Speaking & Listening in the US
I spent last week in the USA. I was invited by Principia College in Illinois to participate in their Lucha Noerager Vogel Program on Moral Courage. I had a speech there devoted to my experience of nonviolently opposing authoritarianism in Russia, and I also mentioned the experience of Belarus and Ukraine. Apart from that, I met with a lot of student at classes and gave an interview for the college’s Internet radio (downloadable here). The guys there are very thoughtful and polite; their interests and questions were very different from political science students who I used to talk to.

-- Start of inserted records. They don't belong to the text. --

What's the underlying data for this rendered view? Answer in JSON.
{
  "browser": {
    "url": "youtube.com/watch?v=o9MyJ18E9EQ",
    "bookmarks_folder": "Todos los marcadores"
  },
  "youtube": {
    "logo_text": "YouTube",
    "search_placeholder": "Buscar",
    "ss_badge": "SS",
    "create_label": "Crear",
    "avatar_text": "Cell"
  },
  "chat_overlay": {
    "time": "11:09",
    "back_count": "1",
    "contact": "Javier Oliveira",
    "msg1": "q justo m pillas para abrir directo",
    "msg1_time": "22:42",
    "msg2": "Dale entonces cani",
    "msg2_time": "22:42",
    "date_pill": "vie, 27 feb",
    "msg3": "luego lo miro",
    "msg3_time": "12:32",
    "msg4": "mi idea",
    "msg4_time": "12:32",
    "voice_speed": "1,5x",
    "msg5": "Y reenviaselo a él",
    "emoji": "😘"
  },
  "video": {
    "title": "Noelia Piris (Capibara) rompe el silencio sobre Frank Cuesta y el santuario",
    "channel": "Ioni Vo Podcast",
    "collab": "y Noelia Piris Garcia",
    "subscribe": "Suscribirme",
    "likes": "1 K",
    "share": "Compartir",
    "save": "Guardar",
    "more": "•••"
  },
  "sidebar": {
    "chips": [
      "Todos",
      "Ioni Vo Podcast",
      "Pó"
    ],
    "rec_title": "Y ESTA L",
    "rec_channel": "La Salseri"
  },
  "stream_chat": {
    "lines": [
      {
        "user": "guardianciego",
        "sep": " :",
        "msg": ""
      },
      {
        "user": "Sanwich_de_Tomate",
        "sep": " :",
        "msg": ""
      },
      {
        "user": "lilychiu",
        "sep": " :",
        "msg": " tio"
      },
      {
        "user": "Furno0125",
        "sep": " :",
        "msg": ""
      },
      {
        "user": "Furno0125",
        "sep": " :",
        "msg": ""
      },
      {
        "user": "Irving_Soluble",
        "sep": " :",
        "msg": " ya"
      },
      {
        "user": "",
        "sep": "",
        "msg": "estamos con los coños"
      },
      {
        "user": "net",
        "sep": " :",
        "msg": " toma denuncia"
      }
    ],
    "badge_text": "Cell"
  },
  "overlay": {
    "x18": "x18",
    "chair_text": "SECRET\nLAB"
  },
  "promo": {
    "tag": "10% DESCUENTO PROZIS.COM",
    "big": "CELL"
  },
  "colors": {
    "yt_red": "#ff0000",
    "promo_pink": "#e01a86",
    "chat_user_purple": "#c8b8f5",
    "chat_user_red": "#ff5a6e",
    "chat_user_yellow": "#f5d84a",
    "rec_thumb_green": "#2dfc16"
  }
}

Before coming to Illinois, I spent a few days in Washington, DC. I attended a brilliant panel on rule of law in Russia organized by Cato Institute. Karinna Moskalenko and Robert Amsterdam, both prominent international lawyers and both very active in their defense of Russian citizens from political repression (e.g. Mikhail Khodorkovsky is a client of both of them), as well as Andrei Illarionov, one of the Russia’s most respected economists, discussed prospects for Russian democracy as well as US-Russia relations. This discussion’s video posted by Bob Amsterdam is highly recommended.
I also had a panel of my own at American Enterprise Institute. I was talking about the numerous problems with freedom of assembly in Russia, from vague legislation to police brutality to violent assaults on protests. I am also going to talk about this issue next week at the Washington Human Rights Summit.
My way back from Principia to Moscow was troubled by the Washington snowfall. Although I was staying in St Louis, i.e. quite far from DC, my flight had to stop at Dulles Airport and was cancelled. After waiting in the town for three days, I had to rebook my tickets and go via Chicago and Zurich. But thanks to that delay, I managed to meet Craig Pirrong a.k.a. Streetwise Professor, a Houston professor of Economics and the author of a great blog on Russia’s economy. He has already posted an entry about our meeting.
PS: I was surprised to know how many participants of the AEI discussion (many of them, too, were students) and not just them read my blog (hi!).